My grandfather used to perch his trucker hat so lightly on the top of his balding head that even the hint of a breeze could - and often did - blow it clear off.  He putted golf balls in the backyard each morning and filled the bird-feeder…made the same joke every night about taking out his dentures and brushing “both his teeth”, and faithfully performed a routine of calisthenic stretches that looked just about as strenuous as sitting down in a chair.  He gripped my elbow with a vice-like protective hand any time we crossed the street.  In the evenings he brought out his guitar and strummed in the darkening living room, softly singing the old hymns until there was no more light left in the day.

And my grandmother, as spunky as the day is long, has that marvelous combination of a sharp tongue & a gentle heart. She’s sick now, and spends most of her time in a wheelchair (begrudgingly, I might add) and waiting for others to help her with everything from meals to bathing and getting into bed, but when she was younger she took matters into her own hands all too readily—like the time when she got fed up with telling my grandfather that she wanted to call a contractor to come and shorten the counter space in the kitchen and finally grabbed a chainsaw and just sawed the end off herself.  She didn’t let grass grow under her feet. For a lady made of that kind of sass, life with Parkinson’s is a real challenge—she has had a lot of trouble accepting that this is her life now—a hospital bed at home, a wheel-chair, a bevy of medications—and worst of all, in her mind, people doing everything for her.

I haven’t been back to their house in a couple of years, but each time I’ve visited, I’ve grown increasingly aware of my own mortality, in the light of theirs.
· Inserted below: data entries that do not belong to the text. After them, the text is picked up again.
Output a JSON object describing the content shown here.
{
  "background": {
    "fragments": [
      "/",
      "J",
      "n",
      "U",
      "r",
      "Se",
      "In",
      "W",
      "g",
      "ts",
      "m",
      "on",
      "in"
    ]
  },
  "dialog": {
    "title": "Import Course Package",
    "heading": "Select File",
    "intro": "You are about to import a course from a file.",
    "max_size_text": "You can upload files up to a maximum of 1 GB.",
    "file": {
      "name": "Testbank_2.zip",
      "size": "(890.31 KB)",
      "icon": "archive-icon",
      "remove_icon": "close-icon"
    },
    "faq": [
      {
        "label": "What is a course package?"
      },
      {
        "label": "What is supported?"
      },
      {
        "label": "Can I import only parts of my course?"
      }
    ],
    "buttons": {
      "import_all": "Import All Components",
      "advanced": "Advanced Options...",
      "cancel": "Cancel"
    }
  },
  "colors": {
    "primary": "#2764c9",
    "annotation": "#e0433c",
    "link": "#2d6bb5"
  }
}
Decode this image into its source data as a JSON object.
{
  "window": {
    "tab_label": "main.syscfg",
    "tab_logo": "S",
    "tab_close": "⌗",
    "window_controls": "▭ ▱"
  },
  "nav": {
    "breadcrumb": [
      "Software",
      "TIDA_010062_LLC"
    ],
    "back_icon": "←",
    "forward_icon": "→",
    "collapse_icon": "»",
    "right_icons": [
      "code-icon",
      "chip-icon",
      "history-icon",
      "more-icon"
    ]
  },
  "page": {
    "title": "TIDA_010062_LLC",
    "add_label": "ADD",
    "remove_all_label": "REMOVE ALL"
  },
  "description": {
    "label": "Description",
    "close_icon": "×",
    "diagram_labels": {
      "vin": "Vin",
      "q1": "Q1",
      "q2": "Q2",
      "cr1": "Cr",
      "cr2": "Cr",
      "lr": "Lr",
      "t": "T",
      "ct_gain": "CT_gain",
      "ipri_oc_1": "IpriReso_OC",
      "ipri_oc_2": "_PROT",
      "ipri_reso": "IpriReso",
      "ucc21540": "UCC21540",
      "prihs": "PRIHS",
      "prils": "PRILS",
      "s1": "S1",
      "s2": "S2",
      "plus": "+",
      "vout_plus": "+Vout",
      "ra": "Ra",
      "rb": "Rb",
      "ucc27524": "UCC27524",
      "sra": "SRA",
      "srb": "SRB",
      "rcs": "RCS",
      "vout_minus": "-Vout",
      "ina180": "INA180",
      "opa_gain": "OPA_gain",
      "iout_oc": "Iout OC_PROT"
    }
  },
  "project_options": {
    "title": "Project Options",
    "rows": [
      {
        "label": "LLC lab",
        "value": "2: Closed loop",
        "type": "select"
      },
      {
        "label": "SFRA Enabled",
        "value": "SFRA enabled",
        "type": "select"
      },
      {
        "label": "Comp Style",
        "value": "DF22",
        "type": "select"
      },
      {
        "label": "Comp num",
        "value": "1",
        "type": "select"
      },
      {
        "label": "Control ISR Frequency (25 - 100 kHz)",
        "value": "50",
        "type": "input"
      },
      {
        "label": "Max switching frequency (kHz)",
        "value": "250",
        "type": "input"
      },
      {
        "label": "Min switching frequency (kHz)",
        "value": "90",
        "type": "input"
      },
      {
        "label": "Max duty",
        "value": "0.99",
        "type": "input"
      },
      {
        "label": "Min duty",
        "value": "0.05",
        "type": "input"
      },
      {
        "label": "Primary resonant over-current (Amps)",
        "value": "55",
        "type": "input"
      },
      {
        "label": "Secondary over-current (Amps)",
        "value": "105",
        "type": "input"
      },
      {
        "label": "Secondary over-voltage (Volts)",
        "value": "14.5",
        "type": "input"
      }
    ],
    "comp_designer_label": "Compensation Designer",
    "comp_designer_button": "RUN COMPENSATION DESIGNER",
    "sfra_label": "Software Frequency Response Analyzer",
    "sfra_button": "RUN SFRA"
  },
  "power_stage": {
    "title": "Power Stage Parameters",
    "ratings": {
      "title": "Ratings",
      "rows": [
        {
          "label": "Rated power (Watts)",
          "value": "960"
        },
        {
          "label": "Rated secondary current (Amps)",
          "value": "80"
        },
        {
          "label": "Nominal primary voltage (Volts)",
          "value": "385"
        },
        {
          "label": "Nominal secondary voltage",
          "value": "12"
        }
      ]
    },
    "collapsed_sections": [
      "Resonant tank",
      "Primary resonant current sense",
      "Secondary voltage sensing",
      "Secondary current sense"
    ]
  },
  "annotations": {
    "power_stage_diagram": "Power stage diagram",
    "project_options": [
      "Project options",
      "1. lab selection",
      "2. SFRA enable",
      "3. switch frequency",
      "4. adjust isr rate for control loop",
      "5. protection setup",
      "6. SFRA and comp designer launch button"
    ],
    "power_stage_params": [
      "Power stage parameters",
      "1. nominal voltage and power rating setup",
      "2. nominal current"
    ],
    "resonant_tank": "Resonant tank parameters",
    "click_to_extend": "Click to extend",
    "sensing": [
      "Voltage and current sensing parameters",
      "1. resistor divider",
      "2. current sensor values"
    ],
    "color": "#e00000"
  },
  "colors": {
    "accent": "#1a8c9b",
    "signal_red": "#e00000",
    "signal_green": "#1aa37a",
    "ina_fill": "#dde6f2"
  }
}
My childhood memories of their vigor and activity are persistent, so much so that I almost have trouble reconciling those memories with what I see before me now—a man and a woman, grown fragile and tired, in the evening of life. 

Time feels like it moves faster with each passing year. I just know I’m going to blink and (unless I die younger than they will) I’ll be sitting in that same evening. I hope my husband and my children are still around me then. And I hope that, like my grandfather, I’m still singing the old hymns. 

New Lyrics.

Death, be not proud, though the whole world fear you:

mighty and dreadful you may seem, but death, be not proud—

for your pride has failed you— you will not kill me.

Though you may dwell in plague and poison, you’re 

a slave to Fate and desperate men—

so death, if your sleep be the gates to heaven,

why your confidence?

You will be no more — you will be no more — you will be no more.

Even death will die.

Even death will die. 

- “Death, Be Not Proud” inspired by John Donne’s lovely poem.